 A Rite is a specific form or way to celebrate the Eucharistic and sacramental liturgies of the Church. When the Gospel was brought to different peoples, its essential sacramental elements were inculturated into those societies through different ritual forms, so that they would be meaningful and understandable to them while expressing the divine mysteries they contained. There is thus more than one Rite in the Church, although because of its size most Catholics and non-Catholics associate the Latin or Roman Rite with Catholicism. The Code of Canons of the Eastern Churches describes rites this way in canon 28, 

1. A rite is the liturgical, theological, spiritual and disciplinary patrimony, culture and circumstances of history of a distinct people, by which its own manner of living the faith is manifested in each Church sui iuis.

2. The rites treated in this code, unless otherwise stated, are those which arise from the Alexandrian, Antiochene, Armenian, Chaldean and Constantinopolitan traditions.

Since several Eastern Catholic Churches can share the same "liturgical, spiritual and disciplinary patrimony," for example, the Constantinopolitan or Byzantine (see FAQ mentioned above), and share them with Churches not in communion with Rome, the expression "Eastern Rites" only applies in the limited context of the various Eastern historical, liturgical and theological patrimonies. Eastern Catholics belong to Churches, therefore, not Rites.

Sister Churches. It has become quite common to speak of Sister Churches, both in connection with the relation of the separated Churches of the East (e.g. the Orthodox) with Rome, as well as the Eastern Catholic Churches with Rome.

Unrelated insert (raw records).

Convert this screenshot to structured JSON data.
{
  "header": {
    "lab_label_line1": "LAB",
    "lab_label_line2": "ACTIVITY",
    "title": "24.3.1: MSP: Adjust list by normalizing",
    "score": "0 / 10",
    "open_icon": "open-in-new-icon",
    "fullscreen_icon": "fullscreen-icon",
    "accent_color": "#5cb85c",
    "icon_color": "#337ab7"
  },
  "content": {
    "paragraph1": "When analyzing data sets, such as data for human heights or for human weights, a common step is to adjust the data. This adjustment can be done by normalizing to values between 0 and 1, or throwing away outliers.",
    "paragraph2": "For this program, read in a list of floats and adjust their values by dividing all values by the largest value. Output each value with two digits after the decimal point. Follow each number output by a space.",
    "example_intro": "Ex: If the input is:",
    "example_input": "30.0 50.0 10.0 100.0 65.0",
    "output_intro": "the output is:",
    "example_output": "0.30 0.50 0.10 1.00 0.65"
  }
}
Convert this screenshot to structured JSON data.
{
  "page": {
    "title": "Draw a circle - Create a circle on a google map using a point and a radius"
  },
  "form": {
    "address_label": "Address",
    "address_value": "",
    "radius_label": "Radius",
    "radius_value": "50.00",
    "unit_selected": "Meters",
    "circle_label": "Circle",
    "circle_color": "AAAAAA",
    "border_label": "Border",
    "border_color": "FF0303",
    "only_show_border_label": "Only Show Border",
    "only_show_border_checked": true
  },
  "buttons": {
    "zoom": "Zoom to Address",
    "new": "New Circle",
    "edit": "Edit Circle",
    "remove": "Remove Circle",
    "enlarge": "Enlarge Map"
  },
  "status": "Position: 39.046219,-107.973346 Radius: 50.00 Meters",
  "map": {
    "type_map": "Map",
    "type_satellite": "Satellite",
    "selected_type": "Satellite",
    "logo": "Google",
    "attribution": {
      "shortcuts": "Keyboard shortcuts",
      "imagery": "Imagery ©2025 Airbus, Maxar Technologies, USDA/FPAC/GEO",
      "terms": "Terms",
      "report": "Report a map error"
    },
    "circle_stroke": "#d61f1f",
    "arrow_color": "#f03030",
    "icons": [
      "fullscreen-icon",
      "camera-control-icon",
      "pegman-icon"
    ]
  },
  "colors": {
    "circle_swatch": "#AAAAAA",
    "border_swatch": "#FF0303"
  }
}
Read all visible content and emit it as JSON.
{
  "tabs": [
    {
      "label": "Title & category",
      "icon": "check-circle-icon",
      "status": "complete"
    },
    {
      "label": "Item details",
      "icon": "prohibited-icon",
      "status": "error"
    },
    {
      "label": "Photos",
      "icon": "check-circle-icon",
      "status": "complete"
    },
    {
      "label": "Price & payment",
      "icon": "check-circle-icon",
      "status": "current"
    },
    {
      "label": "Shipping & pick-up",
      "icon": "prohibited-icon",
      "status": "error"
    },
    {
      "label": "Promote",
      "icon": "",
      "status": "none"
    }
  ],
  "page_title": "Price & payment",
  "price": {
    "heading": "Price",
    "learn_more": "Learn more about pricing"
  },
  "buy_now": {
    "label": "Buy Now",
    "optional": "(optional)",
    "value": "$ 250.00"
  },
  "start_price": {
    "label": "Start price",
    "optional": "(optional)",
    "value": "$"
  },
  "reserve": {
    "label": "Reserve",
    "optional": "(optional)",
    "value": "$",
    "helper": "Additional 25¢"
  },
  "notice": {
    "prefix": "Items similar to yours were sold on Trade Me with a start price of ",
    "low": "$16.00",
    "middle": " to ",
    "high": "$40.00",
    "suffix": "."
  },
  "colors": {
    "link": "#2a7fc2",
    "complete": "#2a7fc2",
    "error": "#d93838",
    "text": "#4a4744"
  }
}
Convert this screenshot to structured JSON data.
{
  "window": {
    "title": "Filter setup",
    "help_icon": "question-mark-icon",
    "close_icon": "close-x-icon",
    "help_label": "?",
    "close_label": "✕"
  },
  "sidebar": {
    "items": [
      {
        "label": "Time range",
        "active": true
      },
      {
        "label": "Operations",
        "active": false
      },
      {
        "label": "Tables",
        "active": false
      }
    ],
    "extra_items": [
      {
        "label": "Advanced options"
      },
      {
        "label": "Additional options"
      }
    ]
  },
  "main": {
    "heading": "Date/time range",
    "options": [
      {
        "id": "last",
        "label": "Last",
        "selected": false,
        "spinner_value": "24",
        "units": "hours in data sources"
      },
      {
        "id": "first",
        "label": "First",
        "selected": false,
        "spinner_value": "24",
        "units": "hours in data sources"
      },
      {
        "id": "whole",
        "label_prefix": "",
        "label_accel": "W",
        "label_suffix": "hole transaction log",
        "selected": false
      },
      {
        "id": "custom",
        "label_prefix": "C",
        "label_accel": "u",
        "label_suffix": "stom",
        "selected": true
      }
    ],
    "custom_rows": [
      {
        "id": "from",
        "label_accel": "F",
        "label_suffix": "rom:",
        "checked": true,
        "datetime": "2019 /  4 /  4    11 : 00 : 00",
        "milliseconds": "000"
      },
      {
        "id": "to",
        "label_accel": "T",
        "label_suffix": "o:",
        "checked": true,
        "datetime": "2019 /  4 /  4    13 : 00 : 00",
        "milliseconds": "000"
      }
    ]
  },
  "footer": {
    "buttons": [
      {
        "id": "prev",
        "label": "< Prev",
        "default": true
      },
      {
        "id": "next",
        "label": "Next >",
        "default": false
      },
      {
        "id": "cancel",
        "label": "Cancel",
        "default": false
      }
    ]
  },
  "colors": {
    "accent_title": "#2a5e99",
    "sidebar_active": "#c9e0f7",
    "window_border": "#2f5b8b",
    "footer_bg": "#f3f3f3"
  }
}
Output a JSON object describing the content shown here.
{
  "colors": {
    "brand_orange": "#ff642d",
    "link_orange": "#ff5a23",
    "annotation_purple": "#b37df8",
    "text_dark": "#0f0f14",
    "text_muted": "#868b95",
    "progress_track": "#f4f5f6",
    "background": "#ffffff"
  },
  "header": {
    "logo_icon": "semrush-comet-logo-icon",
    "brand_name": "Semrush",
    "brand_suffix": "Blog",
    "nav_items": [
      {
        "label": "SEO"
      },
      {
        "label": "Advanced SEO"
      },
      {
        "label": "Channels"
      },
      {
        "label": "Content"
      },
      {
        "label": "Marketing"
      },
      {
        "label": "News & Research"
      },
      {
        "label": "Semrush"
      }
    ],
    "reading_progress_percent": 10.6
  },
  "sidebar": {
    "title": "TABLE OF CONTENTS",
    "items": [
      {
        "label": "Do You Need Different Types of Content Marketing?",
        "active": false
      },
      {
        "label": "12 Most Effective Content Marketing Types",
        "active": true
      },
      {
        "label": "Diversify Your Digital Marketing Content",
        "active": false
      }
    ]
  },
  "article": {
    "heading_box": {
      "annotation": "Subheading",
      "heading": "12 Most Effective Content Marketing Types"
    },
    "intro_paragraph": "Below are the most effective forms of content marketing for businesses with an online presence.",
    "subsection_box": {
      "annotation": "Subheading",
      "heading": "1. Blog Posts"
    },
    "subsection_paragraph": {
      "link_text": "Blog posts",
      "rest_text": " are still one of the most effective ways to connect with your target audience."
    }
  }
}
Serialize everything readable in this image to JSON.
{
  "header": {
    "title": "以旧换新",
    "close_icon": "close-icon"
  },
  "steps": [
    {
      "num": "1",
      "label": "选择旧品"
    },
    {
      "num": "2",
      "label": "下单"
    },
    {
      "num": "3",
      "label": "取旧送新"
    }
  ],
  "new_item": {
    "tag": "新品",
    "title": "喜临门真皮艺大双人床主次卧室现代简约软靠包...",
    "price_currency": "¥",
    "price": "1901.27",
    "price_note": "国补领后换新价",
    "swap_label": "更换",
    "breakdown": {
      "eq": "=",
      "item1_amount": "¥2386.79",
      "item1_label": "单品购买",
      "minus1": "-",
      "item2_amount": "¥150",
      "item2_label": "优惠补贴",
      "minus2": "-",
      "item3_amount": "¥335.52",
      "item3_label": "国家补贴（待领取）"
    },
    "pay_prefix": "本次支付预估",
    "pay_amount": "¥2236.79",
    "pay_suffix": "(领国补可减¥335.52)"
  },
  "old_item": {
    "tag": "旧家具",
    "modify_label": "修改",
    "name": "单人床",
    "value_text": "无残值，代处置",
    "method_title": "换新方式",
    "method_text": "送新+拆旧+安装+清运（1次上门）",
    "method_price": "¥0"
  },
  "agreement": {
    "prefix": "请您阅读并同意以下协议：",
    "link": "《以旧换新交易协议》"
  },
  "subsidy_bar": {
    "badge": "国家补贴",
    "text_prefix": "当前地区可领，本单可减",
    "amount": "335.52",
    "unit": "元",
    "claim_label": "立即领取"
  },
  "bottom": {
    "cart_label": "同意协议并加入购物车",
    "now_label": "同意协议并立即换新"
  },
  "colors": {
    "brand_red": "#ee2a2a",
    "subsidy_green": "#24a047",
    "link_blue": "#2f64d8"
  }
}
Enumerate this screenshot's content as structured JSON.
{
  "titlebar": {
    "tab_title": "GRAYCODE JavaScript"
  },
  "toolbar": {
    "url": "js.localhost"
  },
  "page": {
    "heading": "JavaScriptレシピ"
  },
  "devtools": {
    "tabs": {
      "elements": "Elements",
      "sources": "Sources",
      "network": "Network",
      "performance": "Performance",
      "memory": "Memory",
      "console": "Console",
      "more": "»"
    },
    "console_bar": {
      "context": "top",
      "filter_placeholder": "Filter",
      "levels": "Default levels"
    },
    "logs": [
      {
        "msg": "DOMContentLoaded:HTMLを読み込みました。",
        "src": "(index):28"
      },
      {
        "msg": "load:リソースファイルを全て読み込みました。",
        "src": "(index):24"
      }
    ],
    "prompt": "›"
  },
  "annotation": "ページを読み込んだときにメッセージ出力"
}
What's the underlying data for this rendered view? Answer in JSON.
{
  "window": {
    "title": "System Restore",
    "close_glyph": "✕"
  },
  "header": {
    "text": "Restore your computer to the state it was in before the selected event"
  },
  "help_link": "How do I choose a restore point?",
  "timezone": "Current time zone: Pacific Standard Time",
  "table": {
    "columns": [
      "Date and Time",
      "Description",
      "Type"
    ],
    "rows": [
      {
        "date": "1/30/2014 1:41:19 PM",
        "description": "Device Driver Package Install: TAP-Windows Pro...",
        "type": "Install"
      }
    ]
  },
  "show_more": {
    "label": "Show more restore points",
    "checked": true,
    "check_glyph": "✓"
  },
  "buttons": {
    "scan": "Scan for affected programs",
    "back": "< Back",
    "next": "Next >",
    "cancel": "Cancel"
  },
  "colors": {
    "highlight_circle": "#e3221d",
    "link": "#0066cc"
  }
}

This is possible because all the Churches in question have a valid hierarchy. (This term can thus never be applied to the ecclesial bodies derived from the Reformation, as they lack a valid hierarchy.)   

While useful ecumenically, the term is only valid within certain theological limits, which were specified in 2000 by the Congregation for the Doctrine of the Faith. In this instruction the Holy See makes clear that the use of this expression, with respect to Rome in particular, does not derogate from the prerogatives given in Divine Law to the Apostolic See. (see Note on the Expression "Sister Churches")

Thus, Rome as the See of Peter is the Mother Church of Christendom. Considered solely as a diocese she is a sister of every other local Church, since each local Church (with a bishop, presbyterate and diaconate representing Christ the Head, and the people His Body) is fully a sign of the whole Church, the whole Mystical Christ. Also, each ritual Church (Latin, Ukrainian, Byzantine, Maronite, Syro-Malabar, Coptic etc.) can be considered a sister of every other ritual Church. 

Some have suggested that Rome cannot be both a sister and a mother. The language is not only NOT inconsistent but very Scriptural. Thus, in the Song of Songs the Bridegroom calls his Bride his sister (Song 4:9-10). It is the language of love, that is of a deeply shared spiritual communion. Likewise, the Church is the Bride of Christ, but also His Body. Different human realities convey different aspects of the mystery which is the Church. They complement, not contradict. It is thus true that the Roman Church is both sister to all Catholic Churches and Mother of them all. And in the sense explained by the Congregation, she is "sister" to the ancient Christian Churches of the East, as well.